—Clara Barton, at Falmouth, Virginia as a volunteer nurse for the IX Corps, has trouble sleeping and so pens a letter to her cousin in the wee hours of the bitter morning dark:
9th Army Corps-Army of the Potomac
Camp near Falmouth, Va.
December 12th, 1862 - 2 o'clock A.M.
My dear Cousin Vira:
Five minutes time with you; and God only knows what those five minutes might be worth to the many-doomed thousands sleeping around me. It is the night before a battle. The enemy, Fredericksburg, and its mighty entrenchments lie before us, the river between - at tomorrow's dawn our troops will assay to cross, and the guns of the enemy will sweep those frail bridges at every breath.
The moon is shining through the soft haze with a brightness almost prophetic. For the last half hour I have stood alone in the awful stillness of its glimmering light gazing upon the strange sad scene around me striving to say, "Thy will Oh God be done."
The camp fires blaze with unwanted brightness, the sentry's tread is still but quick - the acres of little shelter tents are dark and still as death, no wonder for us as I gazed sorrowfully upon them. I thought I could almost hear the slow flap of the grim messenger's wings, as one by one he sought and selected his victims for the morning. Sleep weary one, sleep and rest for tomorrow toil. Oh! Sleep and visit in dreams once more the loved ones nestling at home. They may yet live to dream of you, cold lifeless and bloody, but this dream soldier is thy last, paint it brightly, dream it well. Oh northern mothers wives and sisters, all unconscious of the hour, would to Heaven that I could bear for you the concentrated woe which is so soon to follow, would that Christ would teach my soul a prayer that would plead to the Father for grace sufficient for you, God pity and strengthen you every one.
Mine are not the only waking hours, the light yet burns brightly in our kind hearted General's tent where he pens what may be a last farewell to his wife and children and thinks sadly of his fated men.
Already the roll of the moving artillery is sounded in my ears. The battle draws near and I must catch one hour's sleep for tomorrow's labor.

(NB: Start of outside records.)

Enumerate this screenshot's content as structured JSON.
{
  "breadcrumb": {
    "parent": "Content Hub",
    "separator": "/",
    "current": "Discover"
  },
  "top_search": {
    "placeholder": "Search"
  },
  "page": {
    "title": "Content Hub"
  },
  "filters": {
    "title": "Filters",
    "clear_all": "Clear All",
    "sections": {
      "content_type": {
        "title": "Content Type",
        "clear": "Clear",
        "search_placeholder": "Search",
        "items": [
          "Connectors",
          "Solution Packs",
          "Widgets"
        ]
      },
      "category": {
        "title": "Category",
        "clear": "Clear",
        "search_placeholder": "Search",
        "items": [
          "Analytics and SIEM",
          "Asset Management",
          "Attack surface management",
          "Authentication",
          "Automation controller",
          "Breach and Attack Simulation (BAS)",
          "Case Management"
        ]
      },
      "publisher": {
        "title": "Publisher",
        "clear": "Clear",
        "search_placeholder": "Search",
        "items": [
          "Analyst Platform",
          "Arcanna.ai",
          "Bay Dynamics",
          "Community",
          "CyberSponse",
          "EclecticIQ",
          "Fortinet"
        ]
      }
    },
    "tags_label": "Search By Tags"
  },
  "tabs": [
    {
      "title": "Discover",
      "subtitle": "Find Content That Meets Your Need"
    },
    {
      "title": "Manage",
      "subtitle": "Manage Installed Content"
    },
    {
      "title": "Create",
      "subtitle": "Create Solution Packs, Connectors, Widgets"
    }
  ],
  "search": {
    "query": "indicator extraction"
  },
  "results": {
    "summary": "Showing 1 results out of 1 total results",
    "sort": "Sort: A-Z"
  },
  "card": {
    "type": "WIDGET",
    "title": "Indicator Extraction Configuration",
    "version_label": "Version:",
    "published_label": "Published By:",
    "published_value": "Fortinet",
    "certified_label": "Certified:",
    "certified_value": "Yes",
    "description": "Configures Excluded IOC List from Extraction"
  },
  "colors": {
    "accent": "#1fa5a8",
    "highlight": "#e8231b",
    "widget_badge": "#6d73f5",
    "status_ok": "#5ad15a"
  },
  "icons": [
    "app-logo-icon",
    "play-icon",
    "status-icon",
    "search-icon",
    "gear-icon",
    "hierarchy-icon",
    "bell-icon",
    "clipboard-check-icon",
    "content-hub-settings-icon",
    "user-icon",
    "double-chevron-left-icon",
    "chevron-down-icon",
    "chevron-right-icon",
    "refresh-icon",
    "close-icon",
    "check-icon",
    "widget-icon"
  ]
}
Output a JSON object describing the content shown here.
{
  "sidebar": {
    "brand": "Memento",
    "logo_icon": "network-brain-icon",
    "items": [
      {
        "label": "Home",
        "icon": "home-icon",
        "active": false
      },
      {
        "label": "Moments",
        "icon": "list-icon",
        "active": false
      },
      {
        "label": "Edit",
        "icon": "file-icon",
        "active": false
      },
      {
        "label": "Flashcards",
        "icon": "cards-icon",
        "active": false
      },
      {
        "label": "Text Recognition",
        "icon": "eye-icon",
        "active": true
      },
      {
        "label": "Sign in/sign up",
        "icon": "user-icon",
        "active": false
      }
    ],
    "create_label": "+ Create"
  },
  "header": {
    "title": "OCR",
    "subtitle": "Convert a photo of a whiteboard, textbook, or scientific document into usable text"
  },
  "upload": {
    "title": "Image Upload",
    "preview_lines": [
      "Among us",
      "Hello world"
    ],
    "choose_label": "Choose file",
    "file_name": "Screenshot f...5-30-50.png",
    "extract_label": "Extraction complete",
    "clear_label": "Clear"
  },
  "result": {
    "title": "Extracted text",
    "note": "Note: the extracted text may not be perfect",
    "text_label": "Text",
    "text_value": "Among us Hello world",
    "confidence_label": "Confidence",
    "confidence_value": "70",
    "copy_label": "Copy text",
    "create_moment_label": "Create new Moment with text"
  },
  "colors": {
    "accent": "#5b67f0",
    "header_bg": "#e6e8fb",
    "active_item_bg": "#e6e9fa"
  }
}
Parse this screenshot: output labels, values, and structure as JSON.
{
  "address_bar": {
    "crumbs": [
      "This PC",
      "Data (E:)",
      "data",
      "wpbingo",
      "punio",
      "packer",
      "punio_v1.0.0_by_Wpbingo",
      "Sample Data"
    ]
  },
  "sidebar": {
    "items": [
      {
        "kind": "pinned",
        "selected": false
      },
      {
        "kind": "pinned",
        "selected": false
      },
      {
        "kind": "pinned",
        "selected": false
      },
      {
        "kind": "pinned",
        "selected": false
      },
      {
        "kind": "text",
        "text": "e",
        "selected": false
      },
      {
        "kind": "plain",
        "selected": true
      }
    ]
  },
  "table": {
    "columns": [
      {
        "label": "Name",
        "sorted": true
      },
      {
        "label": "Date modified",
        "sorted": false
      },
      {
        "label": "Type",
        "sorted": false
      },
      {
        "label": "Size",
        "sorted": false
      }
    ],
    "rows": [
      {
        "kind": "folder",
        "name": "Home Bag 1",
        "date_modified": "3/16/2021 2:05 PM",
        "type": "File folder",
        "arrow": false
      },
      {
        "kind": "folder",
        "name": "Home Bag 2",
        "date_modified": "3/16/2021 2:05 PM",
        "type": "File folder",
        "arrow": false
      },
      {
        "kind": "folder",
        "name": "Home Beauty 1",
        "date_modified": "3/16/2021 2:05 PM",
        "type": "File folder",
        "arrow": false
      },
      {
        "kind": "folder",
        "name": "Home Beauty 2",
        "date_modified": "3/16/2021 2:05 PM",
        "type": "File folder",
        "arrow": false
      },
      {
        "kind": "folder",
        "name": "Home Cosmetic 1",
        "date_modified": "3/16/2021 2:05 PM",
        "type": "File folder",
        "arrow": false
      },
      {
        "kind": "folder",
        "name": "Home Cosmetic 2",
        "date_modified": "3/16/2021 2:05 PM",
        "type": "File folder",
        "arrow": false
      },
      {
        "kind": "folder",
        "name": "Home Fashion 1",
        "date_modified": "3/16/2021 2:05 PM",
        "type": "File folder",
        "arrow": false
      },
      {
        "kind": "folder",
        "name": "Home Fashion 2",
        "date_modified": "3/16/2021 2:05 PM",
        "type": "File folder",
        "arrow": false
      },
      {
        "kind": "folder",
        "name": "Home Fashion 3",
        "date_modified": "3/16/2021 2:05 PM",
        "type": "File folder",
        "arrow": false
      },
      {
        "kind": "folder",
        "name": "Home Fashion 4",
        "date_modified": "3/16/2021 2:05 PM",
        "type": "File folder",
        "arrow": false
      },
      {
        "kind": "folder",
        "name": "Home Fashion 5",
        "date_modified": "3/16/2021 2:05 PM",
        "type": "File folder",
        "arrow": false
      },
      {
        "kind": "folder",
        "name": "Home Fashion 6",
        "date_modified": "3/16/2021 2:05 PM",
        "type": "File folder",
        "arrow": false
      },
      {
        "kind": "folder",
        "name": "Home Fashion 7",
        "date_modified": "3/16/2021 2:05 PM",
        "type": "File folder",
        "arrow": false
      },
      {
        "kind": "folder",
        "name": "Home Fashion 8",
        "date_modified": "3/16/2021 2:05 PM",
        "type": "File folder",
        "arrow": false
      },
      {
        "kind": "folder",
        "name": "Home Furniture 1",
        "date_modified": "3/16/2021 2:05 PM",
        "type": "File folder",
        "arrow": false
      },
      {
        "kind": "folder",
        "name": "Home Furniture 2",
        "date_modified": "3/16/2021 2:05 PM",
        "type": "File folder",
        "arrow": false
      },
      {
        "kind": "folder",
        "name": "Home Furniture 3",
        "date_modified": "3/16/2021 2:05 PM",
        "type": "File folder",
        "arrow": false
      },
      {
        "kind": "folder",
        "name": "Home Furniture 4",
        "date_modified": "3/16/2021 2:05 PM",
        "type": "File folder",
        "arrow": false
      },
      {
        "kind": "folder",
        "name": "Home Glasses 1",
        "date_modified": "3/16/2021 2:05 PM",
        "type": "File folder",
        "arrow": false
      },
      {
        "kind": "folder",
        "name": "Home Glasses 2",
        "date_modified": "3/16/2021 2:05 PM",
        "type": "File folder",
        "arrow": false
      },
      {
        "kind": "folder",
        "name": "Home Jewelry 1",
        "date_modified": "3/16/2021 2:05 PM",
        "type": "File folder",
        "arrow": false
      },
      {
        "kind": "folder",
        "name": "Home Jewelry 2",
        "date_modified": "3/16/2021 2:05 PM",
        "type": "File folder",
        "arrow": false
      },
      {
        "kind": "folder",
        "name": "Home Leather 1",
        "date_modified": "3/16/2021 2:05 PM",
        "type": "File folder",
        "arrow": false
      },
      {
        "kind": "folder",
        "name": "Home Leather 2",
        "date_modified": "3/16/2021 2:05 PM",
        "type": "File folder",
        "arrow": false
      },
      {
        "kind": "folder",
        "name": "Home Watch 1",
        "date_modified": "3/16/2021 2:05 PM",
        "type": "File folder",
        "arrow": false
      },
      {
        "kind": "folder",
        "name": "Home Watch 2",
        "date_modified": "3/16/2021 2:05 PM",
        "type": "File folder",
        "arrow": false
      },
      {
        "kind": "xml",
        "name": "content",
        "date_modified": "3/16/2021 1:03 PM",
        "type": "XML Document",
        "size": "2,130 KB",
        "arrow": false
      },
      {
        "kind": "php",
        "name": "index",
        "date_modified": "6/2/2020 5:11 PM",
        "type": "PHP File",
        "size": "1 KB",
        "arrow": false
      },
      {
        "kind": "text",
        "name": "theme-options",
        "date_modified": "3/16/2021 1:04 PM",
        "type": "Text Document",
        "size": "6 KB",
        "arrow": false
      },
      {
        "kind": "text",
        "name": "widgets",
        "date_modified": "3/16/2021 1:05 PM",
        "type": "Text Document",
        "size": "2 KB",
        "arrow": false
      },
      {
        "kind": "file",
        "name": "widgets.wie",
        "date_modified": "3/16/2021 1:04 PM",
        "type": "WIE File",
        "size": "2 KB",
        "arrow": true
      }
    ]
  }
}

Good night dear cousin and Heaven grant you strength for your more peaceful and less terrible, but not less weary days than mine.
Yours in love,
|Federal troops waiting at Fredericksburg|
---Young Lt. Josiah Marshall Favill, of the 57th New York Infantry, writes in his journal at Fredericksburg about the impending attack, as his brigade marches to their bivouac spot on the edge of town:
The heights, in rear of the town, are bristling with guns and rifle pits, and entrenchments cover the entire face of the whole range. Why we should be compelled to charge at the very strongest point in the enemy’s position is an enigma that no one can solve; one thing alone is certain, that by tomorrow at this time many of our old comrades will have fought their last fight, whatever may be the result.
—In New York, George Templeton Strong writes in his journal about the news—so far—from Fredericksburg: